Our initial ceramic tests have been focused on producing ceramic beads of different porosity to work as a medium for a biofilm to grow within a water filter. We have looked at two processes for these beads, extrusion, a well-established industrial process, and a organic foam impregnating method in which we laser cut compressed cellulose sponge that is then expanded in water then dipped in a ceramic slurry.
Our next tests will be looking at producing a hand build ceramic water filter using a basic hand building technique known as coiling, which is more in line with the hand building process of the Ugandan potters. The pots will be made from terracotta clay with sawdust added in different percentages they will then be tested to establish the balance between increasing precocity to reduce time taken for the water to pass through the filter but still maintain a high efficacy of removing bacteria and pathogens.
Written by Chad Staddon, Professor of ResourceEconomies and Policy.

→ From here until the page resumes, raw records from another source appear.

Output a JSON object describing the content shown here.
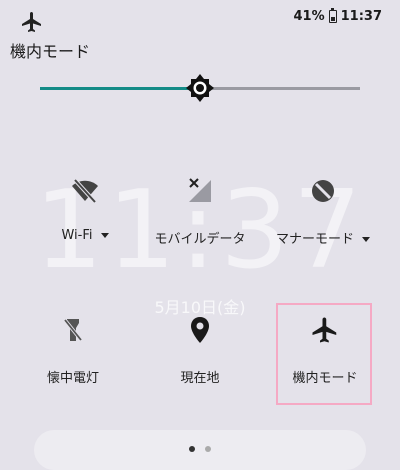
{
  "status": {
    "battery": "41%",
    "time": "11:37"
  },
  "header": {
    "title": "機内モード"
  },
  "brightness": {
    "level_fraction": 0.5
  },
  "background": {
    "time": "11:37",
    "date": "5月10日(金)"
  },
  "tiles": [
    {
      "label": "Wi-Fi",
      "icon": "wifi-off-icon"
    },
    {
      "label": "モバイルデータ",
      "icon": "mobile-data-off-icon"
    },
    {
      "label": "マナーモード",
      "icon": "do-not-disturb-icon"
    },
    {
      "label": "懐中電灯",
      "icon": "flashlight-off-icon"
    },
    {
      "label": "現在地",
      "icon": "location-icon"
    },
    {
      "label": "機内モード",
      "icon": "airplane-icon"
    }
  ],
  "colors": {
    "accent": "#138b87",
    "highlight": "#f5a9c4"
  }
}
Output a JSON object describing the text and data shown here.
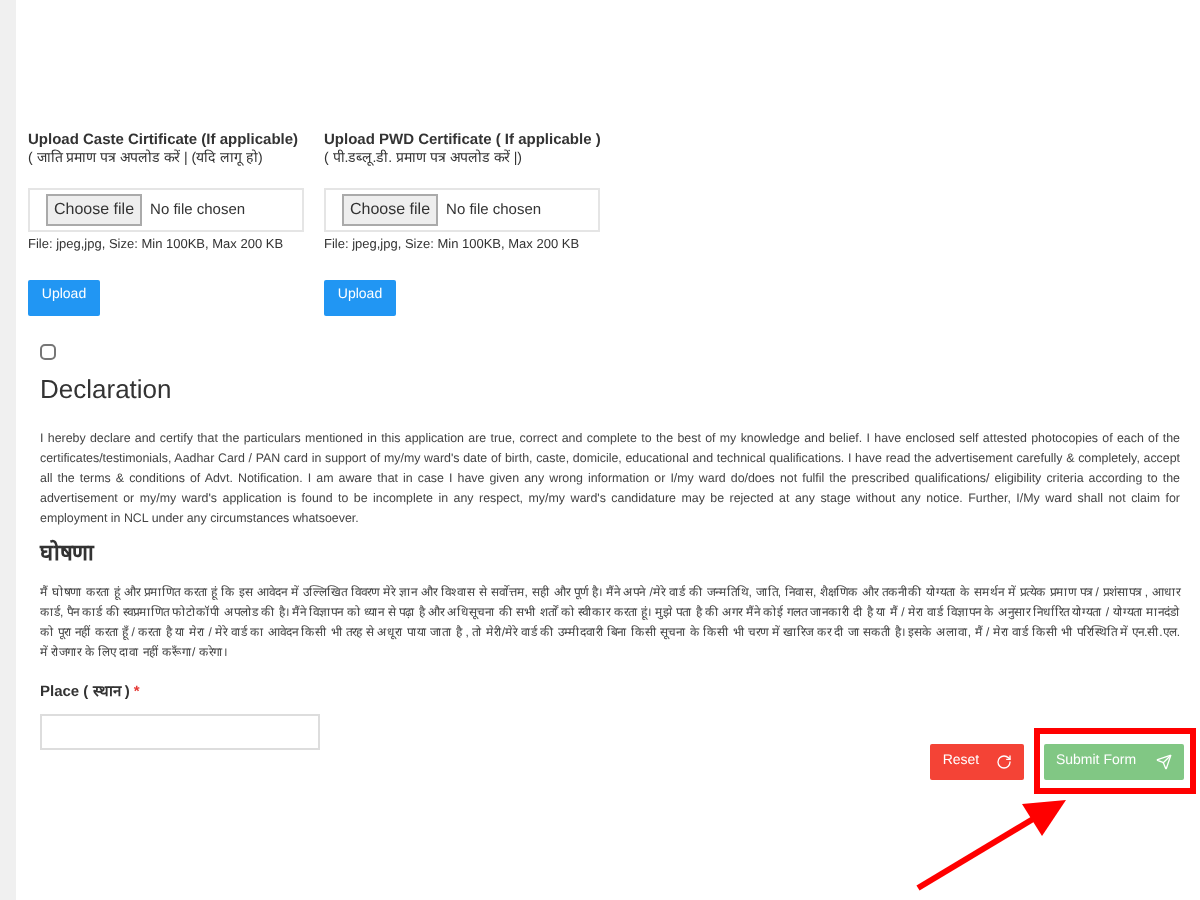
{
  "uploads": [
    {
      "label": "Upload Caste Cirtificate (If applicable)",
      "hint": "( जाति प्रमाण पत्र अपलोड करें | (यदि लागू हो)",
      "choose": "Choose file",
      "status": "No file chosen",
      "note": "File: jpeg,jpg, Size: Min 100KB, Max 200 KB",
      "button": "Upload"
    },
    {
      "label": "Upload PWD Certificate ( If applicable )",
      "hint": "( पी.डब्लू.डी. प्रमाण पत्र अपलोड करें |)",
      "choose": "Choose file",
      "status": "No file chosen",
      "note": "File: jpeg,jpg, Size: Min 100KB, Max 200 KB",
      "button": "Upload"
    }
  ],
  "declaration": {
    "checked": false,
    "title": "Declaration",
    "text": "I hereby declare and certify that the particulars mentioned in this application are true, correct and complete to the best of my knowledge and belief. I have enclosed self attested photocopies of each of the certificates/testimonials, Aadhar Card / PAN card in support of my/my ward's date of birth, caste, domicile, educational and technical qualifications. I have read the advertisement carefully & completely, accept all the terms & conditions of Advt. Notification. I am aware that in case I have given any wrong information or I/my ward do/does not fulfil the prescribed qualifications/ eligibility criteria according to the advertisement or my/my ward's application is found to be incomplete in any respect, my/my ward's candidature may be rejected at any stage without any notice. Further, I/My ward shall not claim for employment in NCL under any circumstances whatsoever.",
    "hindi_title": "घोषणा",
    "hindi_text": "मैं घोषणा करता हूं और प्रमाणित करता हूं कि इस आवेदन में उल्लिखित विवरण मेरे ज्ञान और विश्वास से सर्वोत्तम, सही और पूर्ण है। मैंने अपने /मेरे वार्ड की जन्मतिथि, जाति, निवास, शैक्षणिक और तकनीकी योग्यता के समर्थन में प्रत्येक प्रमाण पत्र / प्रशंसापत्र , आधार कार्ड, पैन कार्ड की स्वप्रमाणित फोटोकॉपी अपलोड की है। मैंने विज्ञापन को ध्यान से पढ़ा है और अधिसूचना की सभी शर्तों को स्वीकार करता हूं। मुझे पता है की अगर मैंने कोई गलत जानकारी दी है या मैं / मेरा वार्ड विज्ञापन के अनुसार निर्धारित योग्यता / योग्यता मानदंडो को पूरा नहीं करता हूँ / करता है या मेरा / मेरे वार्ड का आवेदन किसी भी तरह से अधूरा पाया जाता है , तो मेरी/मेरे वार्ड की उम्मीदवारी बिना किसी सूचना के किसी भी चरण में खारिज कर दी जा सकती है। इसके अलावा, मैं / मेरा वार्ड किसी भी परिस्थिति में एन.सी.एल. में रोजगार के लिए दावा नहीं करूँगा/ करेगा।"
  },
  "place": {
    "label": "Place ( स्थान )",
    "required": "*"
  },
  "buttons": {
    "reset": "Reset",
    "submit": "Submit Form"
  }
}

A lack of access to safe, piped water services in many parts of the world means that alternative water supplies, such as rainwater harvesting (RWH), are often all that is available. However some studies have shown that RWH may pose a health risk because of its potential to carry microbial pathogens through wet deposition (bonding of chemicals in the air before hitting the roof), transit via the catchment area (usually a rooftop), drainage gutters and pipes, and the residence time in the storage tank itself. Indeed, water quality testing undertaken by a UWE Bristol team in southwestern Uganda in 2019 suggested that up to 50% of water samples from RWH systems could be contaminated in excess of WHO limits.
In 2018 and 2019 UWE Bristol staff and students worked to better understand the extent of the water quality challenge associated with RWH and to options assess possible solutions including granular media, solar disinfection and ceramic pot filters. Now, the UWE Bristol Healthy Waters team, including Chad Staddon, Tavs Jorgenson and Jiseon You, is working to determine if CPFs can be manufactured in accordance with appropriate technology principles stipulating that technologies should be locally reproducible and maintainable with essentially existing skills and resources. The team aims to develop a trial for locally produced CPFs using existing ceramics making processes including open pit firing during 2022. If successful the team hopes to support and encourage the scale up of production by local producer groups, enterprises or cooperatives, thus addressing capacity gaps identified in earlier research.